- **What needs to be done**: Which lines in the entries below contain the string "title"? Show each of them in full.

Data section START

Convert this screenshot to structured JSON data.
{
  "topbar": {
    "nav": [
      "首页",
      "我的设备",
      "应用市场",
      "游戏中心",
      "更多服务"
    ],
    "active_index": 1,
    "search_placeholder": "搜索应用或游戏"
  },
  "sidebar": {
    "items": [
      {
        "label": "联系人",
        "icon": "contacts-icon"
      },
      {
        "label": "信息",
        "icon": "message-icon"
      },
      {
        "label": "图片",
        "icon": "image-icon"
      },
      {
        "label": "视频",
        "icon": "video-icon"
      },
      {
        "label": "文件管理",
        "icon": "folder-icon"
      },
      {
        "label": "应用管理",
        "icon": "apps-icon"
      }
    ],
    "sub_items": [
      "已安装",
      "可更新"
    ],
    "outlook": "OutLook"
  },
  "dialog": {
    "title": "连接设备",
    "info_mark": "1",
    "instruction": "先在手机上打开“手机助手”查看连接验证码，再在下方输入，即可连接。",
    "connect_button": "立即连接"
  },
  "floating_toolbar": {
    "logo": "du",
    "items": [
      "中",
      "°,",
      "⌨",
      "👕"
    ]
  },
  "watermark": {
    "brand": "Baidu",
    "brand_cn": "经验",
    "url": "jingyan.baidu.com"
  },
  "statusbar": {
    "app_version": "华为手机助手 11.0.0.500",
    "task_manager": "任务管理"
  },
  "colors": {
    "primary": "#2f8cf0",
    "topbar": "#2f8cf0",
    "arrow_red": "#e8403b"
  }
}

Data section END
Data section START

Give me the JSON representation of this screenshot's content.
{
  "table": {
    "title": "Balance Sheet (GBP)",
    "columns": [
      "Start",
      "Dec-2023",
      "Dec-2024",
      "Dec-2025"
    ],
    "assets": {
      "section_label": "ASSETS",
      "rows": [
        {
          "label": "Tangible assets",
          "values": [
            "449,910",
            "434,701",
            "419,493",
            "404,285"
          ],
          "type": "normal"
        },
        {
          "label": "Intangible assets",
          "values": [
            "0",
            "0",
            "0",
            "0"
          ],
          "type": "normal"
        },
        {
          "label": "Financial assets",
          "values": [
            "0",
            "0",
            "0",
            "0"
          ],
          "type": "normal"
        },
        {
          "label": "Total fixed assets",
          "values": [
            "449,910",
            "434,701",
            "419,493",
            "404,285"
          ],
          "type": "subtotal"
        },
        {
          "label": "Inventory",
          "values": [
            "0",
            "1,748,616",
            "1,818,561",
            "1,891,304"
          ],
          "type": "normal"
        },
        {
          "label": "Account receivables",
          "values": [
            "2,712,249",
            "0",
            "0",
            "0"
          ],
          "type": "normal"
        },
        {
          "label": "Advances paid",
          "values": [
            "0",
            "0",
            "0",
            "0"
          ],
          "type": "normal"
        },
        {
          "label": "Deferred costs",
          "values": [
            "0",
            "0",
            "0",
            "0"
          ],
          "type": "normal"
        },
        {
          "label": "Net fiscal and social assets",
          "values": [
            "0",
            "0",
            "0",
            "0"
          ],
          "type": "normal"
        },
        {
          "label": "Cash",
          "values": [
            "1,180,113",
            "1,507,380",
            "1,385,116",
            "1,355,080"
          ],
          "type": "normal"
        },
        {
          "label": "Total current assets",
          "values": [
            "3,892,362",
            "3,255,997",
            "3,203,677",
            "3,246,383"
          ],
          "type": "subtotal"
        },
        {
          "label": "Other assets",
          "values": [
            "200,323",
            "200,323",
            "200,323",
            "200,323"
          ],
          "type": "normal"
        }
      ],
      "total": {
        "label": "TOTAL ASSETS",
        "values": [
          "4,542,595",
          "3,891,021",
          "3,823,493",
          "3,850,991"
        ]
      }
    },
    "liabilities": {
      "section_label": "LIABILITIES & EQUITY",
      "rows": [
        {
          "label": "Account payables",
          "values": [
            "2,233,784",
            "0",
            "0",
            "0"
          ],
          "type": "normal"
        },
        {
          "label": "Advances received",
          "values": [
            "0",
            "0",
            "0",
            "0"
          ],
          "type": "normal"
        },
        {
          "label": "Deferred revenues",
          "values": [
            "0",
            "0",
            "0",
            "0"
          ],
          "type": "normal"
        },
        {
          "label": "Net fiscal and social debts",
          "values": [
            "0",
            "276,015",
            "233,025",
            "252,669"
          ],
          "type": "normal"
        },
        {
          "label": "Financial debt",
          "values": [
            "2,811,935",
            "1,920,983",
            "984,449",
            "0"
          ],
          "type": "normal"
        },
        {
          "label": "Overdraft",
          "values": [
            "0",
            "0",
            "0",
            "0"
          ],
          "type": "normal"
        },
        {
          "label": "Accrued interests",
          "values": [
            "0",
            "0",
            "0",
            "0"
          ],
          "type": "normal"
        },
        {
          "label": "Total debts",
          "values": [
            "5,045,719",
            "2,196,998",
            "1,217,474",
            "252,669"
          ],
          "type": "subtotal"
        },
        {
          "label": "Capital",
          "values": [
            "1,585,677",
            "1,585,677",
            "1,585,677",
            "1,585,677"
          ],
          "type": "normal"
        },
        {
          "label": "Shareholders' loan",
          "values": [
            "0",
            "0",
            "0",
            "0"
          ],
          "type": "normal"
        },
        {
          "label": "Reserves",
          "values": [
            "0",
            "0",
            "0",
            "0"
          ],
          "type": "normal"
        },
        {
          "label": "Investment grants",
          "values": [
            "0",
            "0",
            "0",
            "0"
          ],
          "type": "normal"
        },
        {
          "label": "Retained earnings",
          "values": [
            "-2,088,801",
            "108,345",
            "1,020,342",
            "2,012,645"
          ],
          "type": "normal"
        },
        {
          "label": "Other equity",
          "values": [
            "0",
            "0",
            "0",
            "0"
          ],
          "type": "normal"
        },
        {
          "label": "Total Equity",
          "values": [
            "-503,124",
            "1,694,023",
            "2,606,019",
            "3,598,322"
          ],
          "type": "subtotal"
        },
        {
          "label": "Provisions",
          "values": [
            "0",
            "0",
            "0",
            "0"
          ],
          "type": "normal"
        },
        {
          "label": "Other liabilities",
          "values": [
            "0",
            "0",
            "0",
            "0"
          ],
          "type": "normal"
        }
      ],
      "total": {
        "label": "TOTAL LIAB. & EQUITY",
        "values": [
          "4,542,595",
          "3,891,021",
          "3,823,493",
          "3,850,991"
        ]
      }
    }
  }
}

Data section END
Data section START

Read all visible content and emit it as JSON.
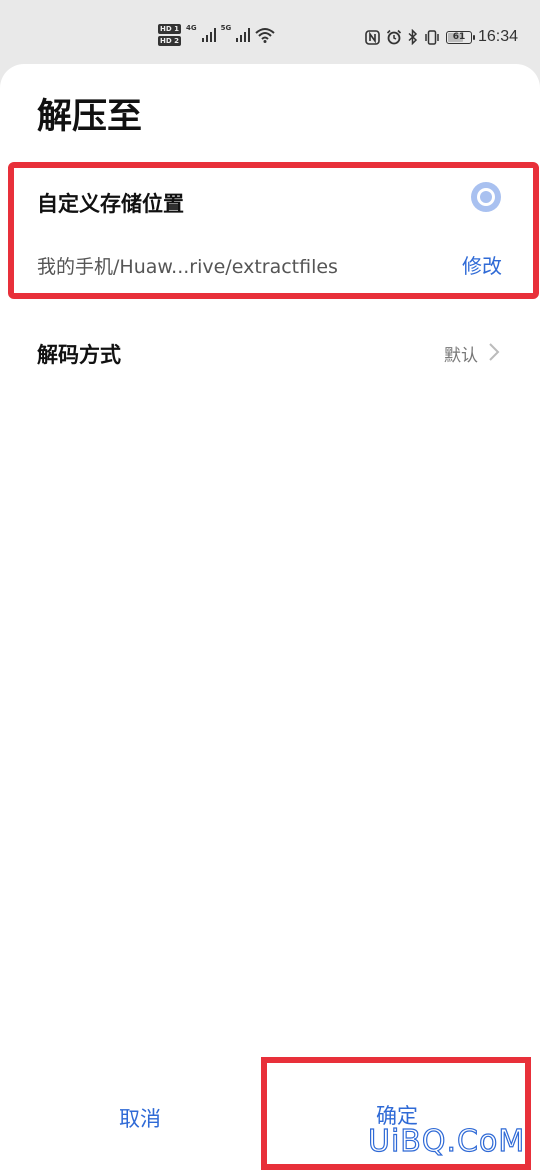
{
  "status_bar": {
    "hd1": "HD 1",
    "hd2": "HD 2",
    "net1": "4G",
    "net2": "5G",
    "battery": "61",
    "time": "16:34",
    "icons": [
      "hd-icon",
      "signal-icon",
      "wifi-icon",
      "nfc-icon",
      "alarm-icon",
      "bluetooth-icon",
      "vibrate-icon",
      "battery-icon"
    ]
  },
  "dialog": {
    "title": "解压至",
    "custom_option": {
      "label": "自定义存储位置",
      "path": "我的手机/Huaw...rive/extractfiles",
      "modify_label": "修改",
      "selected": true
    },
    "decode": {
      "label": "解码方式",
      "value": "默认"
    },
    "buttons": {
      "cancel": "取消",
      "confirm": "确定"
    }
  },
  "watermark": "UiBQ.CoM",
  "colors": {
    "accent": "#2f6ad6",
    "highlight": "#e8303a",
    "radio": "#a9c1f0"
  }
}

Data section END

- **Result**:
    "title": "连接设备",
    "title": "Balance Sheet (GBP)",
    "title": "解压至",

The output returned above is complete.